When is it OK to take my new baby outside?
Keep a newborn home for the first few weeks and limit the number of visitors who handle the baby during this time. This is especially crucial during winter and early spring, which are prime times for contracting respiratory illnesses, including respiratory syncytial virus (RSV), colds and the flu. Particularly avoid taking a newborn to crowded places such as supermarkets, shopping malls and restaurants and on airplanes. “In the first month of life there’s an advantage to keeping babies away from crowds,” says Patricia Keener, M.D., professor of clinical pediatrics at Indiana University School of Medicine in Indianapolis.
How warmly should I dress my baby when we go out?
Follow this rule of thumb: If you feel cold, your baby is even colder, so bundle her up. And pay special attention to her head. “Infants lose about 50 percent of their body heat from their heads,” says Ed Glasser, M.D., associate clinical professor of pediatrics at the University of Colorado School of Medicine in Denver. Cover her head with a thermal cap, and in wet weather layer a waterproof cap over that. In fact, layering makes sense for an infant in general during winter. Babies don’t do well in excessive heat, either, so avoid overdressing them or wrapping them in too many blankets. It’s a good idea to remove outer layers of your baby’s clothing as soon as you come inside.

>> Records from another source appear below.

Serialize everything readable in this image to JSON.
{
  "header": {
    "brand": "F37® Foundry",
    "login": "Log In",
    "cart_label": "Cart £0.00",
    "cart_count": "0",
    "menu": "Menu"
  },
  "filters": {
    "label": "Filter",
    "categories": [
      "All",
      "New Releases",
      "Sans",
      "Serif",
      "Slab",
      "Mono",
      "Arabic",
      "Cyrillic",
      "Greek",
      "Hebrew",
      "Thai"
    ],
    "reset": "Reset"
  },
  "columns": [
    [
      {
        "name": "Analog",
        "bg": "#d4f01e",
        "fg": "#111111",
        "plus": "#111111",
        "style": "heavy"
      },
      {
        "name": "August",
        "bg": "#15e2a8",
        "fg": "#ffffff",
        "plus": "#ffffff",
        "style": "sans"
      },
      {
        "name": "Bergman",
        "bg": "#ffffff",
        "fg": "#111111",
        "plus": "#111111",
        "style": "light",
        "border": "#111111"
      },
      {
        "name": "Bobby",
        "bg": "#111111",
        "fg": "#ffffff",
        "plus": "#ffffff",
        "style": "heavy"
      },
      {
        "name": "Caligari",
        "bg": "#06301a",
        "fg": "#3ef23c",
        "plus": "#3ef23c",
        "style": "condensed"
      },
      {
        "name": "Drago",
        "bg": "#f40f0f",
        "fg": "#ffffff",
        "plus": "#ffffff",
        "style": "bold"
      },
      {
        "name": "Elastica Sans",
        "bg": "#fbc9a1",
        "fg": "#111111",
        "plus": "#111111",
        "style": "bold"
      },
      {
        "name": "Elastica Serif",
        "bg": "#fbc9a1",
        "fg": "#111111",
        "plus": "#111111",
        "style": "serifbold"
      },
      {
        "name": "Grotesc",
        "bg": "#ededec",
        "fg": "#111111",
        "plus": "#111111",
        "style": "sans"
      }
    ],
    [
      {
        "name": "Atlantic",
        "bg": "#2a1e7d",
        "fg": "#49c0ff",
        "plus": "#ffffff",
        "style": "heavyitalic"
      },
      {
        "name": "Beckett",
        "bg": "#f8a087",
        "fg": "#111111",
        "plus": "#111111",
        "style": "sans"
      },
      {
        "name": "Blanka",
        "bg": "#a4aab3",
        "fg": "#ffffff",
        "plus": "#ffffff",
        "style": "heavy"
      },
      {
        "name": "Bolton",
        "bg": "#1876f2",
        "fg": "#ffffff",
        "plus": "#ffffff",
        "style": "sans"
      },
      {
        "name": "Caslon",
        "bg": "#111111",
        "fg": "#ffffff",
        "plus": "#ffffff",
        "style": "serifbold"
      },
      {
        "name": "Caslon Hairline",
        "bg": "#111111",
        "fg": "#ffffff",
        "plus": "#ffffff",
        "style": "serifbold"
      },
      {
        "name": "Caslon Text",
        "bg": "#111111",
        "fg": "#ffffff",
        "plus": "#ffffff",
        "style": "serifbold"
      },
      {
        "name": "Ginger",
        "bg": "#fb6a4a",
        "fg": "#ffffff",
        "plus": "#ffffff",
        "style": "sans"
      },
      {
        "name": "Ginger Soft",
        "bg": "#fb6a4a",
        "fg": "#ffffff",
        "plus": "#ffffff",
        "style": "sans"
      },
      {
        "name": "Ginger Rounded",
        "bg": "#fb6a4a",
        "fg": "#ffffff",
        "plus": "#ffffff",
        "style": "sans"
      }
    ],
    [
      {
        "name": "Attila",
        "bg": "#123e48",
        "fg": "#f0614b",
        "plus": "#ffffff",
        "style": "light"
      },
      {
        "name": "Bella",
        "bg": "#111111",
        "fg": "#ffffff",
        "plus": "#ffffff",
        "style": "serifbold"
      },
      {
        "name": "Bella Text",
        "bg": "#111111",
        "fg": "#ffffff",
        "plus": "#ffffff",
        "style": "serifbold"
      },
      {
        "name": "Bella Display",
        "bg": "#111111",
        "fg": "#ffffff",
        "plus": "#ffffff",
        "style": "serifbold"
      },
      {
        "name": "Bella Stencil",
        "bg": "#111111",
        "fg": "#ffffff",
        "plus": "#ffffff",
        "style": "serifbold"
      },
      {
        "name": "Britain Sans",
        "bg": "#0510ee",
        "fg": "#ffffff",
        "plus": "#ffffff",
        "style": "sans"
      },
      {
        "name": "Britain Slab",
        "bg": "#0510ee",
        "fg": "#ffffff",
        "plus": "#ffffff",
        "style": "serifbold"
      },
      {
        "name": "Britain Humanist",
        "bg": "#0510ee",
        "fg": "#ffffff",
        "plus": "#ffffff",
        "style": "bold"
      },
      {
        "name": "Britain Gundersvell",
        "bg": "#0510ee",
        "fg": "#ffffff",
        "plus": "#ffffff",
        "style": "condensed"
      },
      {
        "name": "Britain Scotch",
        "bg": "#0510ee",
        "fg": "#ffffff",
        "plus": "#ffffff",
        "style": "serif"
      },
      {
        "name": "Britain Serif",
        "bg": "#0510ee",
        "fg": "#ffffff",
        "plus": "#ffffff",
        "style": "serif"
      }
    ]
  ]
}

Winter’s cold air, wetness and blustery winds are hard on an infant’s soft, tender skin as well, so be sure to keep your baby’s face protected if you do go out in these conditions. If the windchill factor is below zero, stay indoors.

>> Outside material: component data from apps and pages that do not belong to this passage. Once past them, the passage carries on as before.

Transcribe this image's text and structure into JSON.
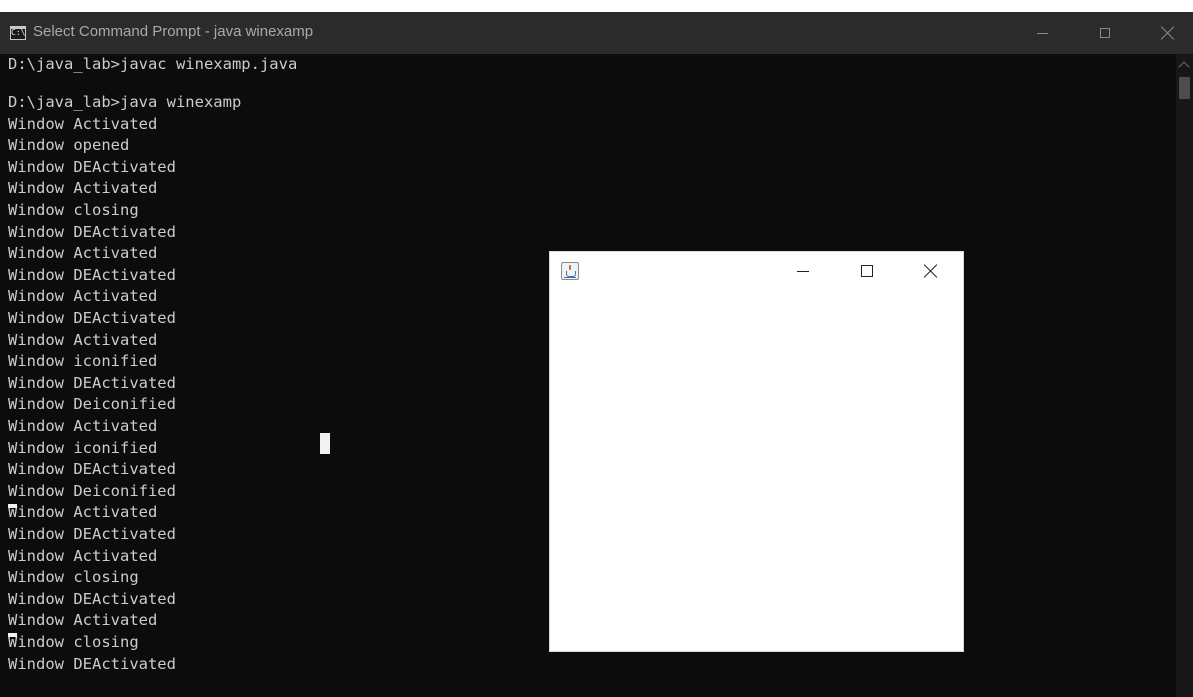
{
  "cmd_window": {
    "title": "Select Command Prompt - java  winexamp",
    "icon_text": "C:\\.",
    "icon": "console-icon",
    "buttons": {
      "minimize": "minimize-icon",
      "maximize": "maximize-icon",
      "close": "close-icon"
    },
    "colors": {
      "background": "#0c0c0c",
      "titlebar": "#2b2b2b",
      "text": "#cccccc"
    }
  },
  "console": {
    "lines": [
      "D:\\java_lab>javac winexamp.java",
      "",
      "D:\\java_lab>java winexamp",
      "Window Activated",
      "Window opened",
      "Window DEActivated",
      "Window Activated",
      "Window closing",
      "Window DEActivated",
      "Window Activated",
      "Window DEActivated",
      "Window Activated",
      "Window DEActivated",
      "Window Activated",
      "Window iconified",
      "Window DEActivated",
      "Window Deiconified",
      "Window Activated",
      "Window iconified",
      "Window DEActivated",
      "Window Deiconified",
      "Window Activated",
      "Window DEActivated",
      "Window Activated",
      "Window closing",
      "Window DEActivated",
      "Window Activated",
      "Window closing",
      "Window DEActivated"
    ]
  },
  "java_window": {
    "title": "",
    "icon": "java-icon",
    "buttons": {
      "minimize": "minimize-icon",
      "maximize": "maximize-icon",
      "close": "close-icon"
    },
    "background": "#ffffff"
  }
}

What is RSV, and what should I do if my baby gets it?
Respiratory syncytial virus (RSV) is a very common but potentially serious infection that usually occurs from late fall to early spring. It can cause coldlike symptoms, such as low-grade fever, runny nose, coughing and sore throat. In fact, what appears to be a cold in an adult may actually be RSV. The infection is contagious and is most dangerous for premature infants and full-term babies younger than 6 weeks.

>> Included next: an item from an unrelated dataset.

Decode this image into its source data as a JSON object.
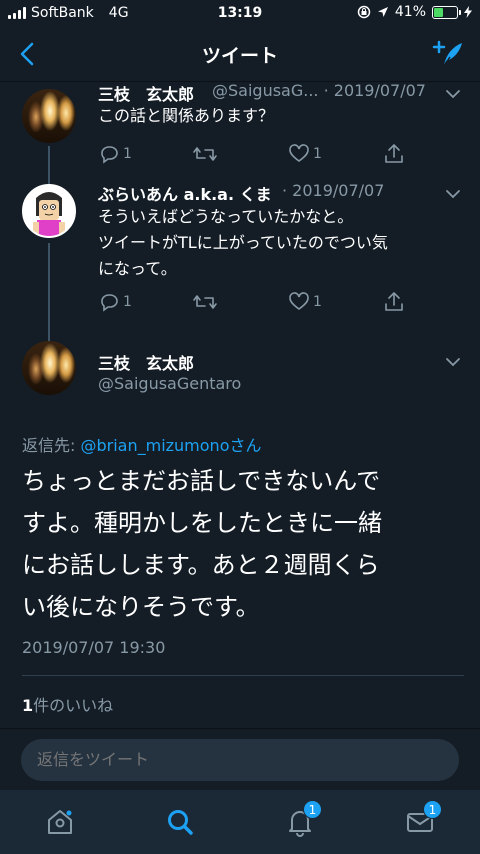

Because it is a virus, RSV doesn’t respond to antibiotics; however, a number of treatments are available to relieve symptoms. According to the American Academy of Pediatrics, you should contact your pediatrician if you suspect your baby may have RSV, especially if she shows signs of more serious infection, including irritability and restlessness, poor appetite, difficult or rapid breathing or wheezing (put your ear to your baby’s chest and listen for a raspy sound). Unless there are complications such as pneumonia, most full-term babies with RSV do not need hospitalization. For more information, visit www.rsvinfo.com.